Will Eaves's latest novel, beautifully produced by CB editions, consists of snippets of many different voices in a variety of registers. Sometimes characters recur across the pieces (and I'm sure more connections will be revealed by re-reading) but the overall effect is of a mass of (English-speaking) humanity clamouring to be heard.
Some of the pieces are very funny, a set of lives revealed in a few sentences (see below for an example), others are poignant, and some philosophical. Often, being plunged in media res, the reader has to read every word several times to try and grasp exactly what is happening and work out the particular implications and assumptions of the speaker. A recurring theme is how we turn life into art and I enjoyed seeing the different routes by which Eaves approaches this subject. The result is a joyful reading experience and a book I will return to many times.
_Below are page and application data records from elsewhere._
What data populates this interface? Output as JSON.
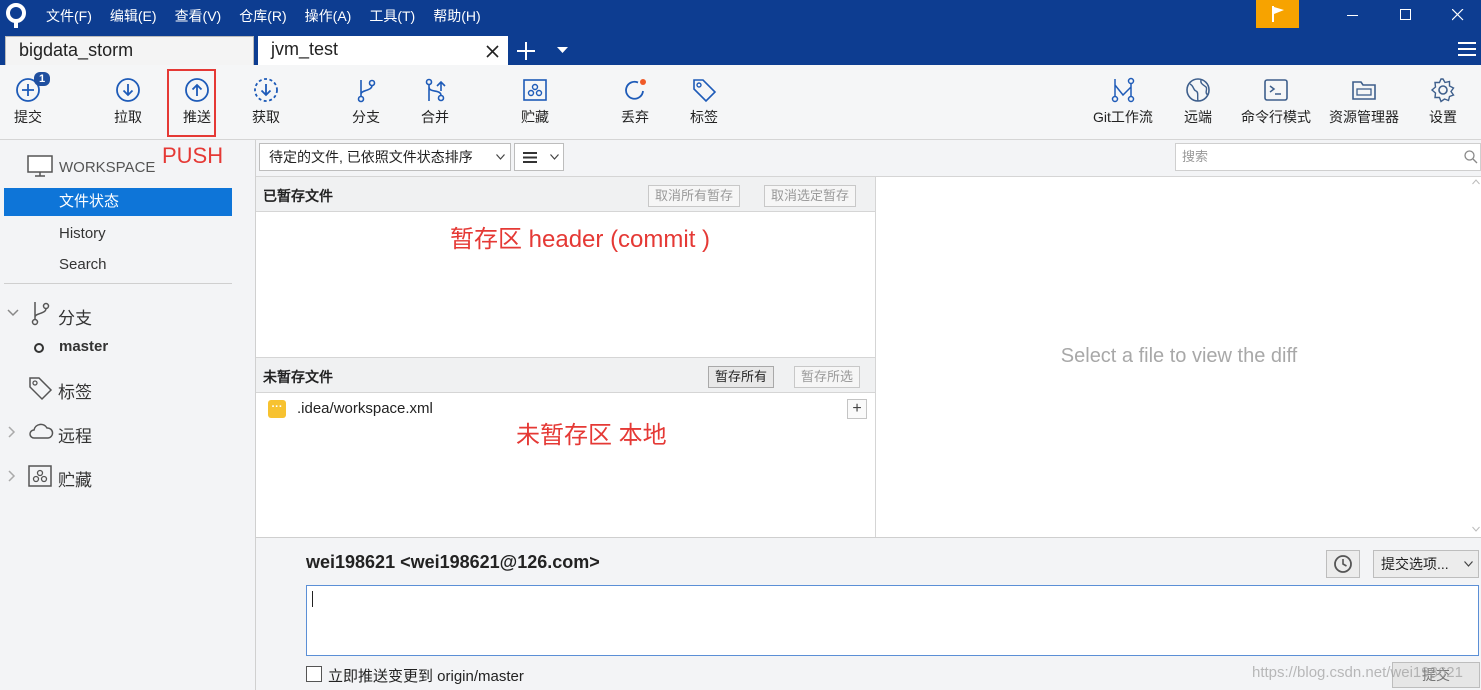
{
  "titlebar": {
    "menu": [
      "文件(F)",
      "编辑(E)",
      "查看(V)",
      "仓库(R)",
      "操作(A)",
      "工具(T)",
      "帮助(H)"
    ],
    "accent": "#0d3d91",
    "flag_color": "#f7a300"
  },
  "tabs": [
    {
      "label": "bigdata_storm",
      "active": false
    },
    {
      "label": "jvm_test",
      "active": true
    }
  ],
  "toolbar": {
    "commit": {
      "label": "提交",
      "badge": "1",
      "icon": "plus-circle-icon"
    },
    "pull": {
      "label": "拉取",
      "icon": "arrow-down-circle-icon"
    },
    "push": {
      "label": "推送",
      "icon": "arrow-up-circle-icon"
    },
    "fetch": {
      "label": "获取",
      "icon": "dashed-arrow-down-circle-icon"
    },
    "branch": {
      "label": "分支",
      "icon": "branch-icon"
    },
    "merge": {
      "label": "合并",
      "icon": "merge-icon"
    },
    "stash": {
      "label": "贮藏",
      "icon": "stash-icon"
    },
    "discard": {
      "label": "丢弃",
      "icon": "discard-icon"
    },
    "tag": {
      "label": "标签",
      "icon": "tag-icon"
    },
    "gitflow": {
      "label": "Git工作流",
      "icon": "gitflow-icon"
    },
    "remote": {
      "label": "远端",
      "icon": "globe-icon"
    },
    "terminal": {
      "label": "命令行模式",
      "icon": "terminal-icon"
    },
    "explorer": {
      "label": "资源管理器",
      "icon": "folder-icon"
    },
    "settings": {
      "label": "设置",
      "icon": "gear-icon"
    }
  },
  "annotations": {
    "push": "PUSH",
    "staged": "暂存区 header    (commit )",
    "unstaged": "未暂存区    本地"
  },
  "sidebar": {
    "workspace": "WORKSPACE",
    "items": [
      {
        "label": "文件状态",
        "selected": true
      },
      {
        "label": "History",
        "selected": false
      },
      {
        "label": "Search",
        "selected": false
      }
    ],
    "branches": "分支",
    "current_branch": "master",
    "tags": "标签",
    "remotes": "远程",
    "stashes": "贮藏"
  },
  "filterbar": {
    "sort_select": "待定的文件, 已依照文件状态排序",
    "search_placeholder": "搜索"
  },
  "staged": {
    "title": "已暂存文件",
    "unstage_all": "取消所有暂存",
    "unstage_selected": "取消选定暂存"
  },
  "unstaged": {
    "title": "未暂存文件",
    "stage_all": "暂存所有",
    "stage_selected": "暂存所选",
    "files": [
      {
        "name": ".idea/workspace.xml",
        "status": "modified"
      }
    ]
  },
  "diff": {
    "placeholder": "Select a file to view the diff"
  },
  "commit": {
    "author": "wei198621 <wei198621@126.com>",
    "options": "提交选项...",
    "message": "",
    "push_immediately": "立即推送变更到 origin/master",
    "commit_button": "提交",
    "watermark": "https://blog.csdn.net/wei198621"
  }
}
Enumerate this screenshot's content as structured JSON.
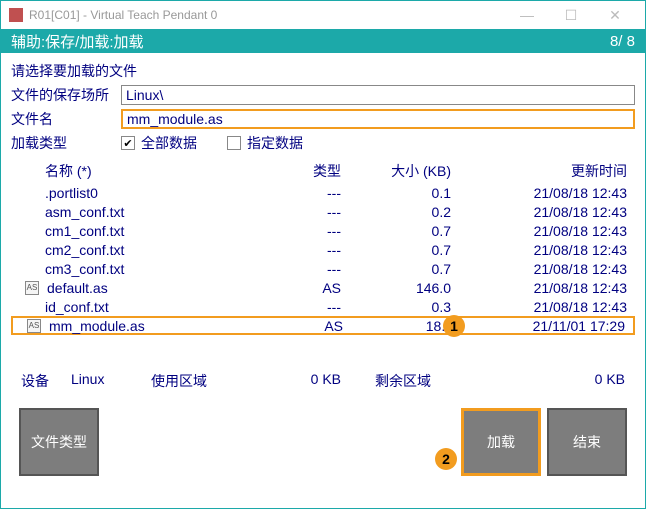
{
  "window": {
    "title": "R01[C01] - Virtual Teach Pendant 0"
  },
  "subheader": {
    "breadcrumb": "辅助:保存/加载:加载",
    "counter": "8/ 8"
  },
  "form": {
    "prompt": "请选择要加载的文件",
    "save_loc_label": "文件的保存场所",
    "save_loc_value": "Linux\\",
    "filename_label": "文件名",
    "filename_value": "mm_module.as",
    "load_type_label": "加载类型",
    "all_data_label": "全部数据",
    "specified_data_label": "指定数据",
    "name_col_sub": "名称  (*)"
  },
  "columns": {
    "type": "类型",
    "size": "大小 (KB)",
    "updated": "更新时间"
  },
  "files": [
    {
      "icon": "",
      "name": ".portlist0",
      "type": "---",
      "size": "0.1",
      "updated": "21/08/18 12:43"
    },
    {
      "icon": "",
      "name": "asm_conf.txt",
      "type": "---",
      "size": "0.2",
      "updated": "21/08/18 12:43"
    },
    {
      "icon": "",
      "name": "cm1_conf.txt",
      "type": "---",
      "size": "0.7",
      "updated": "21/08/18 12:43"
    },
    {
      "icon": "",
      "name": "cm2_conf.txt",
      "type": "---",
      "size": "0.7",
      "updated": "21/08/18 12:43"
    },
    {
      "icon": "",
      "name": "cm3_conf.txt",
      "type": "---",
      "size": "0.7",
      "updated": "21/08/18 12:43"
    },
    {
      "icon": "AS",
      "name": "default.as",
      "type": "AS",
      "size": "146.0",
      "updated": "21/08/18 12:43"
    },
    {
      "icon": "",
      "name": "id_conf.txt",
      "type": "---",
      "size": "0.3",
      "updated": "21/08/18 12:43"
    },
    {
      "icon": "AS",
      "name": "mm_module.as",
      "type": "AS",
      "size": "18.5",
      "updated": "21/11/01 17:29"
    }
  ],
  "badges": {
    "one": "1",
    "two": "2"
  },
  "status": {
    "device_label": "设备",
    "device_value": "Linux",
    "use_label": "使用区域",
    "use_value": "0 KB",
    "free_label": "剩余区域",
    "free_value": "0 KB"
  },
  "buttons": {
    "filetype": "文件类型",
    "load": "加载",
    "end": "结束"
  }
}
"We can take that tea-towel back to the city and wash it. I'm particularly fond of it because it belonged to my father and first came to the shack in 1979. What we need, in its place, are some tea-towels to which no one is too attached. I would suggest the little blue and pink jobbies we have at home, but I know for a fact those are Lionel's favourites. And so the search goes on."